Lancaster County Carriage and Antique Auction
Lancaster County Carriage and Antique Auction

I stopped at the annual Lancaster County Carriage and Antique Auction in Bird-In-Hand this afternoon. This is a big deal here for the English (non Amish) and the Amish with a separate area for horse and buggy parking.

The auction was in full swing and everyone seemed excited to be there, except for the horses of course. Fortunately it was cloudy and breezy so they weren’t roasting in the sun. They knew it was going to be a long wait as auctions tend to drag on, and most made the best of it.

Some sulked and hung their heads waiting patiently, and some were literally chomping at their bit to get the hell out of there. But others, the more outgoing ones, told each other stories and discussed the parable of the Chinese farmer. Maybe yes, maybe no.

Nothing Special

Tulip
Tulip

I left the house at 5:30 to photograph the United States Hot Air Balloon Team in Bird-in-Hand. It was a beautiful, calm morning and I had an extra battery, a tripod and high hopes.

The balloon went from trailer to air in twenty five minutes and floated off into the sunrise. I took 50 photos that I knew I wouldn’t keep because I’ve seen it so many times before. Here in Lancaster, watching a hot air balloon is an ordinary thing, and even at dawn it seemed like nothing special.

I went home and as I walked towards my front door I noticed some tulips in the garden, took a few quick shots, then downloaded and deleted everything because they weren’t perfect. But I went back to look at the flowers, and this time I really looked (and photographed).

The photo isn’t perfect but the tulip definitely is. It opened within the last hour, will close at night, and by the end of the month it will be gone. I was looking for something amazing and walked right by it.

In her book Nothing Special, Charlotte Joko Beck talks about awareness. “We don’t have to try to develop awareness; we simply need to notice how we block awareness, with our thoughts, our fantasies, our opinions, and our judgments.”

I was looking for something special, something awe inspiring, and these flowers are as close to a miracle as I was going to find. You don’t have to go far to be inspired, you just have to be aware of the things that are right in front of you all the time.

The Best Horse

The Best Horse
The Best Horse

In Zen Mind, Beginner’s Mind, Shunryu Suzuki writes: “In our scripture it is said that there are four kinds of horses. The best horse will run before it sees the shadow of the whip. That is the best one.

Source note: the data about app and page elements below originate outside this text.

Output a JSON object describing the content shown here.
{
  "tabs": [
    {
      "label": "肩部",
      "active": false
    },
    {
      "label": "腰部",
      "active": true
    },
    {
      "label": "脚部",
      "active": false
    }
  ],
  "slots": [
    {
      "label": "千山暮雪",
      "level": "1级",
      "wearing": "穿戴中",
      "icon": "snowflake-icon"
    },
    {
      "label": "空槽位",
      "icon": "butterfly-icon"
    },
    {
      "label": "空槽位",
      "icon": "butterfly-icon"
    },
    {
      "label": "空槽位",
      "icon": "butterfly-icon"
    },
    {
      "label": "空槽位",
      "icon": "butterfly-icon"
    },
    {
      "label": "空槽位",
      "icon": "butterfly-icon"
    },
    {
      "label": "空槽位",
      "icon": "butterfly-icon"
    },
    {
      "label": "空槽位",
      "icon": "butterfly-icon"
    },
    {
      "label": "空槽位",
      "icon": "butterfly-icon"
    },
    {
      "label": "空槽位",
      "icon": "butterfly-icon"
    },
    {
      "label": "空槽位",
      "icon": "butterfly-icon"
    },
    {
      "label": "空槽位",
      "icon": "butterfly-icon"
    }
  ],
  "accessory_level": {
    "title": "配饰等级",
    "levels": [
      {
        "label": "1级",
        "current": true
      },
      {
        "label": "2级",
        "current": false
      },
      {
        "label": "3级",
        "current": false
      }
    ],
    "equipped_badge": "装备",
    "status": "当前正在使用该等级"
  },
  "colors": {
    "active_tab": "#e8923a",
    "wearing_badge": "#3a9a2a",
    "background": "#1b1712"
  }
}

The second one will run just before the whip reaches his skin. The third one will run when it feels pain on his body. The fourth one will run after the pain penetrates into the marrow of his bone. That is the worst one.

When we hear this story, perhaps everyone wants to be a good horse-the best horse. Those who find a great difficulty in practice of Zen will find more meaning of Zen. So sometimes I think the best horse is the worst horse and the worst horse is the best one.”

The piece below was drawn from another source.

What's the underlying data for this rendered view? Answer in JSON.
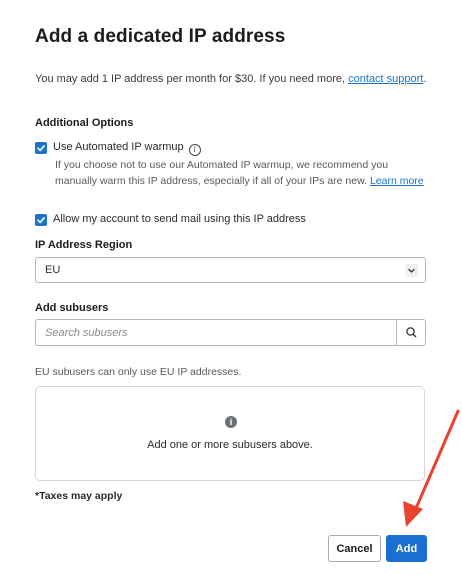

In this case, the best horse took a break from eating his lunch to let me take his photo.

Maslow’s Hierarchy of Needs

Failure to launch
Failure to launch

Abraham Maslow was a psychologist best known for creating his hierarchy of needs. Of the five needs, the first four are referred to as deficiency needs, and are said to motivate people when they are unmet.

One day I was passing through Bird In Hand, and saw one of the hot air balloons filling up as they do most summer afternoons. I decided that I needed a great photograph of it and I was motivated. The light was good, it was warm, and they were launching three at the same time. I was as excited as a donkey on Donkey Derby Day (it’s an Irish thing).

There was plenty of time so I took a few test shots, checked the exposure and the camera suddenly died. Not having the extra battery with me, I stayed to watch for a while, pretending that it was enough just to see three balloons floating into the gorgeous blue sky, but it wasn’t, my needs were unmet.

The fifth need is self-actualization, and he estimated that only two percent of people would ever reach that state.

He is also known for Maslow’s hammer, popularly phrased as “If all you have is a hammer, everything looks like a nail.” Or in my case, if all you have is a dead camera, go home, eat dinner and try again another time.